> **What you are asked to do**
Tally how many lines of these entries hold the string "fruit". Return the number alone.

Excerpts from an interface dataset
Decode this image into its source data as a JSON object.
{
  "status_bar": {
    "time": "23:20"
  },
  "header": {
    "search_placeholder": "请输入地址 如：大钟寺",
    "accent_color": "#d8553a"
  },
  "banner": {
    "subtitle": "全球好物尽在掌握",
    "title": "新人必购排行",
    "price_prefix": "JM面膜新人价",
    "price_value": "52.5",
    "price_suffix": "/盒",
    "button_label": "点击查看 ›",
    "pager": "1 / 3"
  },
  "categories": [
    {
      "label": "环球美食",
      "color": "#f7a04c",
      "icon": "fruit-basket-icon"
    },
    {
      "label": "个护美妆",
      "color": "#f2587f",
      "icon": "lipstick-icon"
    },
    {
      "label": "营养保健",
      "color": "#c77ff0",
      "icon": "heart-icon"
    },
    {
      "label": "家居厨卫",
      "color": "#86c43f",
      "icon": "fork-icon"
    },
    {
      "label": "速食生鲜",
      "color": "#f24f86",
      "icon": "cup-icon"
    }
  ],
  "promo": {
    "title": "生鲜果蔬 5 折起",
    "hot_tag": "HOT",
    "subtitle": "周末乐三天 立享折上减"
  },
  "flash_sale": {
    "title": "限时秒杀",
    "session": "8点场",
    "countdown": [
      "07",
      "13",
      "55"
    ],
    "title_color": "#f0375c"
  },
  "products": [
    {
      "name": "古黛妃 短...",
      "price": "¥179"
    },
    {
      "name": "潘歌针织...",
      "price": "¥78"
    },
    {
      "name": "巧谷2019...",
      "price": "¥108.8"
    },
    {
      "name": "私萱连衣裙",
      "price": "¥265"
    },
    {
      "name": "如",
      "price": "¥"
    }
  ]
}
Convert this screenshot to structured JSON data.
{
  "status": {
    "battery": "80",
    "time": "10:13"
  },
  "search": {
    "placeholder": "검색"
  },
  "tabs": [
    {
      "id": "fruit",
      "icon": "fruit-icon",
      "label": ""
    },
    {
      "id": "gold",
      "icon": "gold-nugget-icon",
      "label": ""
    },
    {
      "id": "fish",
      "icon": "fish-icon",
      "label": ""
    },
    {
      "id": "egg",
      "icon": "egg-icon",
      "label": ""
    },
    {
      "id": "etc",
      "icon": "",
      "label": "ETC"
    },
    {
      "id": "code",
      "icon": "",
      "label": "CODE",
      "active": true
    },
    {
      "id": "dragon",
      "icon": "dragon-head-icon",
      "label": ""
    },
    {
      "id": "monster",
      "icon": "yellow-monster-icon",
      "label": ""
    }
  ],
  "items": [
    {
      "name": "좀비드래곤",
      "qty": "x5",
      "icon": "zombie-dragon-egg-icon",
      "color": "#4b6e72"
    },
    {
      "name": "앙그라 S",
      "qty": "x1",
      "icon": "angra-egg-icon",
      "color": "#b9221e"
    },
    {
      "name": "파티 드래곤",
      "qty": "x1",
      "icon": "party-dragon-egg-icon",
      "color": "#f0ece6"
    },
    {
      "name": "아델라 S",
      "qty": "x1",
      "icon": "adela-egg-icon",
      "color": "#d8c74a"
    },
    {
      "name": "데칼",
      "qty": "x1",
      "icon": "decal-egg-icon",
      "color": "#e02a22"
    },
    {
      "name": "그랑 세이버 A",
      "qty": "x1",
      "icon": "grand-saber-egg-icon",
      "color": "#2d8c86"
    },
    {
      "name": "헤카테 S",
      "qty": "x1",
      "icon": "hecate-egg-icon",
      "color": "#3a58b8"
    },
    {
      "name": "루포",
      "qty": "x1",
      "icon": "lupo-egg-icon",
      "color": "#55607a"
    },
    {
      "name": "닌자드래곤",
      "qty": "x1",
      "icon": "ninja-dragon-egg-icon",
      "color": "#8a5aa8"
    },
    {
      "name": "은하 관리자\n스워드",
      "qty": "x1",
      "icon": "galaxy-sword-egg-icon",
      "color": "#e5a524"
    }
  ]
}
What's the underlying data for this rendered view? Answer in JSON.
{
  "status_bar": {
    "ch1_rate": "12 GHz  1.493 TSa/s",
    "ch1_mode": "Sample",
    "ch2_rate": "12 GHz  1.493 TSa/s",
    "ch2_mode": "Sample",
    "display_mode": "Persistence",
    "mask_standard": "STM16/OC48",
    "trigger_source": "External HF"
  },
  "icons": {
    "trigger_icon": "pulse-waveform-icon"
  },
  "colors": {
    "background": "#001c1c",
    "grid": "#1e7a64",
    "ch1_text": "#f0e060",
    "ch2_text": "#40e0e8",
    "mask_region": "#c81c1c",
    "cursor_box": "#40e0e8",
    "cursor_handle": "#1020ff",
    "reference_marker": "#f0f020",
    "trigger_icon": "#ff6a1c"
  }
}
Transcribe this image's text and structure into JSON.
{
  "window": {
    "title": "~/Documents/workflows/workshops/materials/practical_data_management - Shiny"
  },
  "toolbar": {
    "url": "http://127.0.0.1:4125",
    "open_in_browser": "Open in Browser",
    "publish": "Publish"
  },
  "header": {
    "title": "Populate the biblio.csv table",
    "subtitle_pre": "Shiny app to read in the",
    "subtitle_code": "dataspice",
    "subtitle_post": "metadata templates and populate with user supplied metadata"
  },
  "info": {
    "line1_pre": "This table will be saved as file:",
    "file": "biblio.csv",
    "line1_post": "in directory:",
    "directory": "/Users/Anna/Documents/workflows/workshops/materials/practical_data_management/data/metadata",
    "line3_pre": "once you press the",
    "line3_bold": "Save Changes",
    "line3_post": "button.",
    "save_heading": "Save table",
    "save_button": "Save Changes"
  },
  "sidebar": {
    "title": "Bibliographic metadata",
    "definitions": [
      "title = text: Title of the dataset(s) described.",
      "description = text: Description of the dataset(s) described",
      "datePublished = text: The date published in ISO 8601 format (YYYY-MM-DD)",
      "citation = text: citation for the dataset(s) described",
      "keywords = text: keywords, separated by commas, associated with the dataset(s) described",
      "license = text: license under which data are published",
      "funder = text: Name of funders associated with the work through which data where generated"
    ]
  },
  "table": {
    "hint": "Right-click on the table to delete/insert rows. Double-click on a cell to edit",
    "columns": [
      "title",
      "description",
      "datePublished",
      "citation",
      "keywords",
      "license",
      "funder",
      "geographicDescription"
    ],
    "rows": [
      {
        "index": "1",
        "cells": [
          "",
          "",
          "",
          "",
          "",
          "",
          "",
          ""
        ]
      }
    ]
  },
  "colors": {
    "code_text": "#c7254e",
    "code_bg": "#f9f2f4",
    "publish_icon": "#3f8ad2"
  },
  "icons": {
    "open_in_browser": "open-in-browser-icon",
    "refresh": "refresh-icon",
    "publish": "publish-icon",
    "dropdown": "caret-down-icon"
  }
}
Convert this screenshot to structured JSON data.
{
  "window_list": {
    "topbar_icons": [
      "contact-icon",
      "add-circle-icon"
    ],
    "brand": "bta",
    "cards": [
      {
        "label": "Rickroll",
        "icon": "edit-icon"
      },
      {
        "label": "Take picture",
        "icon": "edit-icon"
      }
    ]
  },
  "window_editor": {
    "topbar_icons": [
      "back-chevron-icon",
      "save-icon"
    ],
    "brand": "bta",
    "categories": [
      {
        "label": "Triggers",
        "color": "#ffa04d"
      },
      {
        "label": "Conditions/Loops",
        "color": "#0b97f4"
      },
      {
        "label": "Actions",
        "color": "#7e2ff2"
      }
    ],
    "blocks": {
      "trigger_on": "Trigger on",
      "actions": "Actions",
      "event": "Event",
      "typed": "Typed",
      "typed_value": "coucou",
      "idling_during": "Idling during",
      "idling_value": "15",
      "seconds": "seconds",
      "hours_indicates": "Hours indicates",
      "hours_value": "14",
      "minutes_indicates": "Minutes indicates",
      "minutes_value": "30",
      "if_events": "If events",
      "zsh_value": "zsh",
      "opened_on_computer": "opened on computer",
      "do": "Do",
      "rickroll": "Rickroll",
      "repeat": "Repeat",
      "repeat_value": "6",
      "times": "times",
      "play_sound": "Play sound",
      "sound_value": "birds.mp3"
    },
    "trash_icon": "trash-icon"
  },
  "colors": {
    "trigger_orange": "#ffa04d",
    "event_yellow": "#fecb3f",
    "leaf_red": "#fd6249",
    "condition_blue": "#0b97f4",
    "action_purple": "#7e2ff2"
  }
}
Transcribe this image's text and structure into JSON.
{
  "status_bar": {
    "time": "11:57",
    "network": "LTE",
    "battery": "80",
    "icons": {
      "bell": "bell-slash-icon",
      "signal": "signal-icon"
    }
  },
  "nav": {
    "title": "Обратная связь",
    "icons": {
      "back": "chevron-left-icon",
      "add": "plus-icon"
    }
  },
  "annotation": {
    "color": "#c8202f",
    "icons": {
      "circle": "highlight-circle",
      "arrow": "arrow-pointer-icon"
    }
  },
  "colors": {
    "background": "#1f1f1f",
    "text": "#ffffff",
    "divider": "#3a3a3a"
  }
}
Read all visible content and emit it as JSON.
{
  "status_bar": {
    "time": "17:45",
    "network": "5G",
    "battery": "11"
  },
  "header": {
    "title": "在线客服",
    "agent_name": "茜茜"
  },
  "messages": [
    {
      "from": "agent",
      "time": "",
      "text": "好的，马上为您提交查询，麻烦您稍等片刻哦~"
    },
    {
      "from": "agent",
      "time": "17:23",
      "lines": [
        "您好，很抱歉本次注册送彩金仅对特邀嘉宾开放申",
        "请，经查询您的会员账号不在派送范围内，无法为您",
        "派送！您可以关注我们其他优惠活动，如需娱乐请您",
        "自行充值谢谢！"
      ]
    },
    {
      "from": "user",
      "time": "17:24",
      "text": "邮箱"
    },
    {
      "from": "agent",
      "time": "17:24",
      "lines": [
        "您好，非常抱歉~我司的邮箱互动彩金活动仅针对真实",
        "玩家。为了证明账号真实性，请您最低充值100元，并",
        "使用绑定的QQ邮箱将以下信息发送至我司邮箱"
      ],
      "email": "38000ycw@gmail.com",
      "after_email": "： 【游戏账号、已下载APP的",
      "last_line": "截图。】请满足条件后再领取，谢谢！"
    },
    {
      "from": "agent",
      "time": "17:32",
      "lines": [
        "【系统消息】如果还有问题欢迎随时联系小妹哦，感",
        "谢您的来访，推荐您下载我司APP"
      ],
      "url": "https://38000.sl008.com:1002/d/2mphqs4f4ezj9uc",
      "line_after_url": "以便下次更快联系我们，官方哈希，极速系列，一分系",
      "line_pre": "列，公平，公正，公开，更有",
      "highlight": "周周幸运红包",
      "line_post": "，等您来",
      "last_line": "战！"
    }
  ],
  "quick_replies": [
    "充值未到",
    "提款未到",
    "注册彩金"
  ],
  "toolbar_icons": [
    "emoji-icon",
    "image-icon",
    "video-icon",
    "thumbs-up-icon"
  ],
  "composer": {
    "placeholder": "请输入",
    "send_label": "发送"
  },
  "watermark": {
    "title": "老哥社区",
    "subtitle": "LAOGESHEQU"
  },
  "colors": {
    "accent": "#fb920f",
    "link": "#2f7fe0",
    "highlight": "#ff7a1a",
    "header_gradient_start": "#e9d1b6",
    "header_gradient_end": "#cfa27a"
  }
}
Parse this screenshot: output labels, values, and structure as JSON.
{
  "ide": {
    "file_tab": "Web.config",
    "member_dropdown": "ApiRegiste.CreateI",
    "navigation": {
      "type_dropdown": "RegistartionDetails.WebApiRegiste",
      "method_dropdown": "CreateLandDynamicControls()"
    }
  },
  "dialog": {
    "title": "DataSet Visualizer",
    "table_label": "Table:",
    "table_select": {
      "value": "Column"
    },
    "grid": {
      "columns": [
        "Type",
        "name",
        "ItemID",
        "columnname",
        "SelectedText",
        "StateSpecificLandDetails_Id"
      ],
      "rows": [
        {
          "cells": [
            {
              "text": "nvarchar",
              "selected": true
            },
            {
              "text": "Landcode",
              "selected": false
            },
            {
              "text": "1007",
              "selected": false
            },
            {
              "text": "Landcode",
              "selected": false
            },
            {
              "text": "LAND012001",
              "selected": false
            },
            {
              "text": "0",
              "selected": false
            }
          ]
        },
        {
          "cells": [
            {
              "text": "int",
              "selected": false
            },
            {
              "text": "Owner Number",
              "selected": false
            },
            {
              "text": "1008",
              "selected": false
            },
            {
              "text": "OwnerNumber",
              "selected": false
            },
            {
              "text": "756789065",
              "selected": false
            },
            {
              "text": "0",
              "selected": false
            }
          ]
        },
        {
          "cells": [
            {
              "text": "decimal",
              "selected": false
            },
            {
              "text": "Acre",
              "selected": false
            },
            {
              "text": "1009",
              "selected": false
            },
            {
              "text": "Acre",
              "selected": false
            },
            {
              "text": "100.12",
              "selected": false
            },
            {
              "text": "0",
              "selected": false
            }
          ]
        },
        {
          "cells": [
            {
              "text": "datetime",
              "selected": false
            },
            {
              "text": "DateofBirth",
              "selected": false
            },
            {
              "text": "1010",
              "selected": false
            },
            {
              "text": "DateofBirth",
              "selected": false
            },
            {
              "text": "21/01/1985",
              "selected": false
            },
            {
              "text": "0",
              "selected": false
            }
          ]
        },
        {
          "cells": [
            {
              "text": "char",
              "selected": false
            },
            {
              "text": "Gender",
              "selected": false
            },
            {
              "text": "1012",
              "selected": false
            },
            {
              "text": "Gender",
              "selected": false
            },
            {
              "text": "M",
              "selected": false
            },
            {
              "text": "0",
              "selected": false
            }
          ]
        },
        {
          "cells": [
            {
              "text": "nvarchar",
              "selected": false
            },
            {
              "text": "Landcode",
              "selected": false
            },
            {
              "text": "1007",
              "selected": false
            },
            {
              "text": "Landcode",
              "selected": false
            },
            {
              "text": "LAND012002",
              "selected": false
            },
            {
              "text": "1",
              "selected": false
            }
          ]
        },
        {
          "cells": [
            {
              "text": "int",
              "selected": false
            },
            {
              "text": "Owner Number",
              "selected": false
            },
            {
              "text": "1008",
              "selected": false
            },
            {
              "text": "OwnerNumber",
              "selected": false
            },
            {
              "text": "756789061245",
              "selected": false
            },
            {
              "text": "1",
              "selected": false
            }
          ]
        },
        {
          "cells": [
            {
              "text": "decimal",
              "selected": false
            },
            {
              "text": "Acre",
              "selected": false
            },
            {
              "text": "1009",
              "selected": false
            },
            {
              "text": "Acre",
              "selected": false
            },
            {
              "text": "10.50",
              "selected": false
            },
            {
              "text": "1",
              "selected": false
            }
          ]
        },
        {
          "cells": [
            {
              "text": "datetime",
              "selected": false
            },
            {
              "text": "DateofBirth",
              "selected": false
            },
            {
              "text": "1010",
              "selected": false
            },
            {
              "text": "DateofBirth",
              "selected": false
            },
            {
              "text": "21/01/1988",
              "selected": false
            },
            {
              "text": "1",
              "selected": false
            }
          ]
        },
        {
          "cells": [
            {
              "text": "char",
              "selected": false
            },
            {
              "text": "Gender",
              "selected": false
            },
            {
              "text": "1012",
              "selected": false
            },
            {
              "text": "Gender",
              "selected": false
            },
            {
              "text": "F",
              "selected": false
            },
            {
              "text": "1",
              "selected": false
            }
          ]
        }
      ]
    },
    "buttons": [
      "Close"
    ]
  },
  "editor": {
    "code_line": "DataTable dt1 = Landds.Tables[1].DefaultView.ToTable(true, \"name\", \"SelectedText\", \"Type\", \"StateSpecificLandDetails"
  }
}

> **Solution to the exercise**
3